The NBA does now have something it calls “efficiency”, which is just a sum of the good things minus the bad things, something I’ve heard referred to as “plus/minus” or is almost Tendex or Bob Bellotti’s Points Created. Going to the more advanced individual numbers is going to take a while. Putting team numbers out there first is huge. Then, in a couple years, we can start talking about other stuff. What we don’t want is another NFL-like passer rating stat that everyone jokes about as the lead stat.

KB: How would you define who is the best rebounder in the league? Would you simply look at REB/48min, or are there other considerations (incl. FG% and pace)?

Primarily, rebounders can be evaluated by the percentage of available rebounds they get. With 10 guys on the court, 10% would be average. I think Rodman was up around 20%. This accounts for pace and FG%. What it doesn’t account for is whether it really makes the team a good rebounding team, which is a modifying factor. A guy who gets 15% of available rebounds on a bad rebounding team is not as useful as one who gets 15% on a good rebounding team (because he is competing against his own teammates for boards). But that is relatively small in terms of importance.

KB: Is there a way to translate a player’s college statistics into his success at the professional level?

As I said above, this is one of the most important projects on the front burner. I’m getting better at it by studying the cases that just don’t work the first time and figuring out why.

KB: What has surprised you about the NBA season this year so far?

In terms of wins and losses, there aren’t a lot of surprises. I’m a little surprised at how successful the Nuggets are. I thought they’d be a lot better, but not this much better. I have been surprised by the coaching turnover. Doc Rivers was out quick, though the losing streak made it less surprising. Byron Scott’s firing and the discord between Ainge and Jim O’Brien — those really surprised me. I also was surprised at how cheaply Portland got Shareef Abdur-Rahim.

The Knicks:

KB: What do you think of the job Isaiah Thomas has done with the Knicks this year?

He wasn’t shy. Being decisive is usually a good thing, but his history in charge generally concerns me. So, picking up Marbury is a nice thing. Marbury is a very good piece to have. I just don’t know if the baggage of the other players, plus the losses were worth it if he’s trying to build a championship team. It’s more important that Isiah know how to follow up the moves he has made than just standing on what he’s got. So he gets a big Incomplete at this point.
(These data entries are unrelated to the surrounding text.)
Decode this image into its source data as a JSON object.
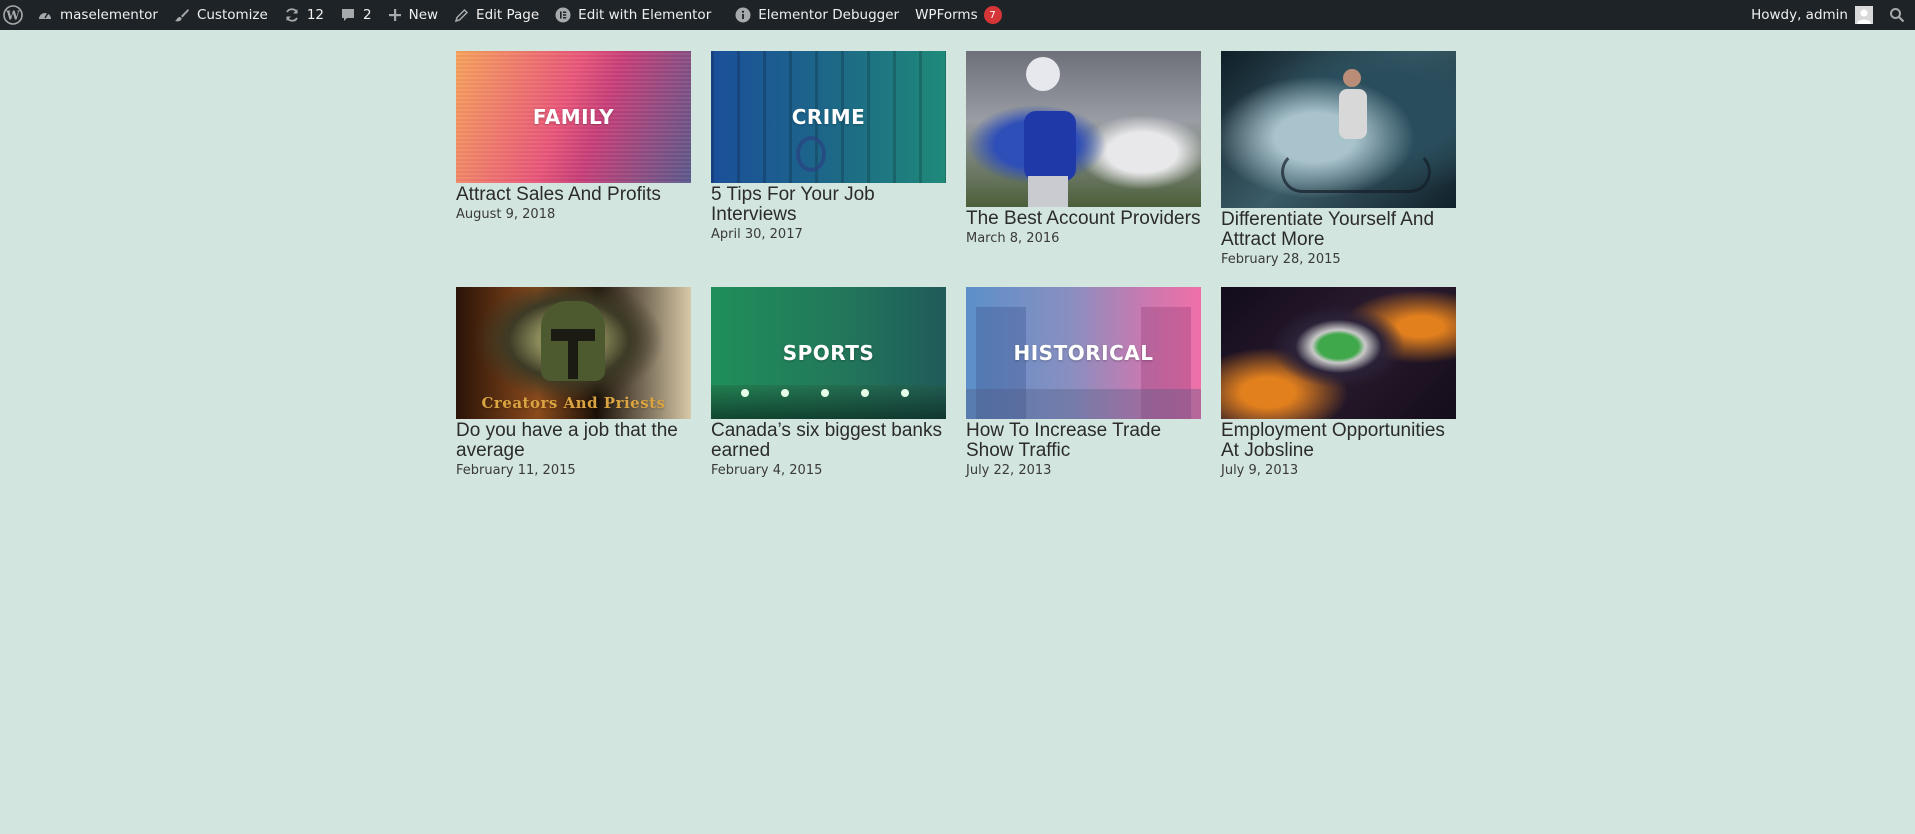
{
  "adminbar": {
    "site_name": "maselementor",
    "customize": "Customize",
    "updates_count": "12",
    "comments_count": "2",
    "new_label": "New",
    "edit_page": "Edit Page",
    "edit_with_elementor": "Edit with Elementor",
    "elementor_debugger": "Elementor Debugger",
    "wpforms": "WPForms",
    "wpforms_badge": "7",
    "howdy": "Howdy, admin"
  },
  "posts": [
    {
      "title": "Attract Sales And Profits",
      "date": "August 9, 2018",
      "thumb_label": "FAMILY"
    },
    {
      "title": "5 Tips For Your Job Interviews",
      "date": "April 30, 2017",
      "thumb_label": "CRIME"
    },
    {
      "title": "The Best Account Providers",
      "date": "March 8, 2016",
      "thumb_label": ""
    },
    {
      "title": "Differentiate Yourself And Attract More",
      "date": "February 28, 2015",
      "thumb_label": ""
    },
    {
      "title": "Do you have a job that the average",
      "date": "February 11, 2015",
      "thumb_label": "Creators And Priests"
    },
    {
      "title": "Canada’s six biggest banks earned",
      "date": "February 4, 2015",
      "thumb_label": "SPORTS"
    },
    {
      "title": "How To Increase Trade Show Traffic",
      "date": "July 22, 2013",
      "thumb_label": "HISTORICAL"
    },
    {
      "title": "Employment Opportunities At Jobsline",
      "date": "July 9, 2013",
      "thumb_label": ""
    }
  ],
  "colors": {
    "page_background": "#d2e5de",
    "adminbar_background": "#1d2327",
    "badge": "#d63638"
  }
}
KB: If you had to, where would you rank Stephon Marbury among today’s point guards?

Jason Kidd is solidly above him. Otherwise, he is in a class of points who are quite good (Nash, Parker, Billups, Cassell, Payton, and I’m sure I’m forgetting someone). Marbury is the best on the offensive side, but his defense lacks. Intangibly, he’s worn out his welcome a few times now and that matters.

KB: In your opinion, what player (current or former) is Nazr Mohammed most similar to? In the best case scenario what player could he aspire to become?

Curious that you ask that. Curious that the Knicks really valued him. One of my techniques for looking for players is to look at successful players in the league and see what guys are modestly similar to them who may not be getting much time. Mohammed came out modestly similar to a couple prominent big men in a study I did for the Sonics. I think Garnett or Duncan was one. But I have sooo many numbers that suggest he just isn’t going to end up good that I discarded him as a legit possibility. I did all that right before the trade, so I found it very coincidental. Best case: he might be Jamaal Magloire. He just can’t consistently score inside.

KB: Is Kurt Thomas worth $30 over 4 years, or could the Knicks have gotten similar production out of a cheaper and younger player?

Kurt Thomas is serviceable. He’s not a bad player. But he’s just not someone I see as a significant component of a championship team. It’s a risk to go after a younger player, but I would have taken that risk.

One final question:
KB: What do you like best about the Knicks?

Weeellllll, I do tend to root for Lenny Wilkens. He may be old-school and not care about the kind of work that I do, but he’s always seemed like a decent guy.